**GIVEN INFORMATION:**
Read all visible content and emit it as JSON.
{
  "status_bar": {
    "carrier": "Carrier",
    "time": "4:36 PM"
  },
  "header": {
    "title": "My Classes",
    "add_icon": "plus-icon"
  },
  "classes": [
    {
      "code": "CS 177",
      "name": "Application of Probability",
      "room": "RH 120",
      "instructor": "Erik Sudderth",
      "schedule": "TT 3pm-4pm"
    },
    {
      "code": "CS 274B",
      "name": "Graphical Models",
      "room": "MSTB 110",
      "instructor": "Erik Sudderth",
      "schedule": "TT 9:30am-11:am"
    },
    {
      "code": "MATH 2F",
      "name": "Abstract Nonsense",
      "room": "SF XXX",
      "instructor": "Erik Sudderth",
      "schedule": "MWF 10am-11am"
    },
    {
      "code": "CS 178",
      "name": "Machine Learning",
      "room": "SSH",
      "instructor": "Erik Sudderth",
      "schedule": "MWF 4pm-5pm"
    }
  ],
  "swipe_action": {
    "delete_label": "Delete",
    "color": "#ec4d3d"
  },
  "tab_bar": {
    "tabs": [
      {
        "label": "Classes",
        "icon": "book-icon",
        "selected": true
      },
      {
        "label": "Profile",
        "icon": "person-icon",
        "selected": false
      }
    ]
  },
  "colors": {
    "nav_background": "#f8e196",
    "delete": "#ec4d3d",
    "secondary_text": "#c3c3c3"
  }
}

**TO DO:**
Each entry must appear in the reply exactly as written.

**OUTPUT FOR THIS TASK:**
Read all visible content and emit it as JSON.
{
  "status_bar": {
    "carrier": "Carrier",
    "time": "4:36 PM"
  },
  "header": {
    "title": "My Classes",
    "add_icon": "plus-icon"
  },
  "classes": [
    {
      "code": "CS 177",
      "name": "Application of Probability",
      "room": "RH 120",
      "instructor": "Erik Sudderth",
      "schedule": "TT 3pm-4pm"
    },
    {
      "code": "CS 274B",
      "name": "Graphical Models",
      "room": "MSTB 110",
      "instructor": "Erik Sudderth",
      "schedule": "TT 9:30am-11:am"
    },
    {
      "code": "MATH 2F",
      "name": "Abstract Nonsense",
      "room": "SF XXX",
      "instructor": "Erik Sudderth",
      "schedule": "MWF 10am-11am"
    },
    {
      "code": "CS 178",
      "name": "Machine Learning",
      "room": "SSH",
      "instructor": "Erik Sudderth",
      "schedule": "MWF 4pm-5pm"
    }
  ],
  "swipe_action": {
    "delete_label": "Delete",
    "color": "#ec4d3d"
  },
  "tab_bar": {
    "tabs": [
      {
        "label": "Classes",
        "icon": "book-icon",
        "selected": true
      },
      {
        "label": "Profile",
        "icon": "person-icon",
        "selected": false
      }
    ]
  },
  "colors": {
    "nav_background": "#f8e196",
    "delete": "#ec4d3d",
    "secondary_text": "#c3c3c3"
  }
}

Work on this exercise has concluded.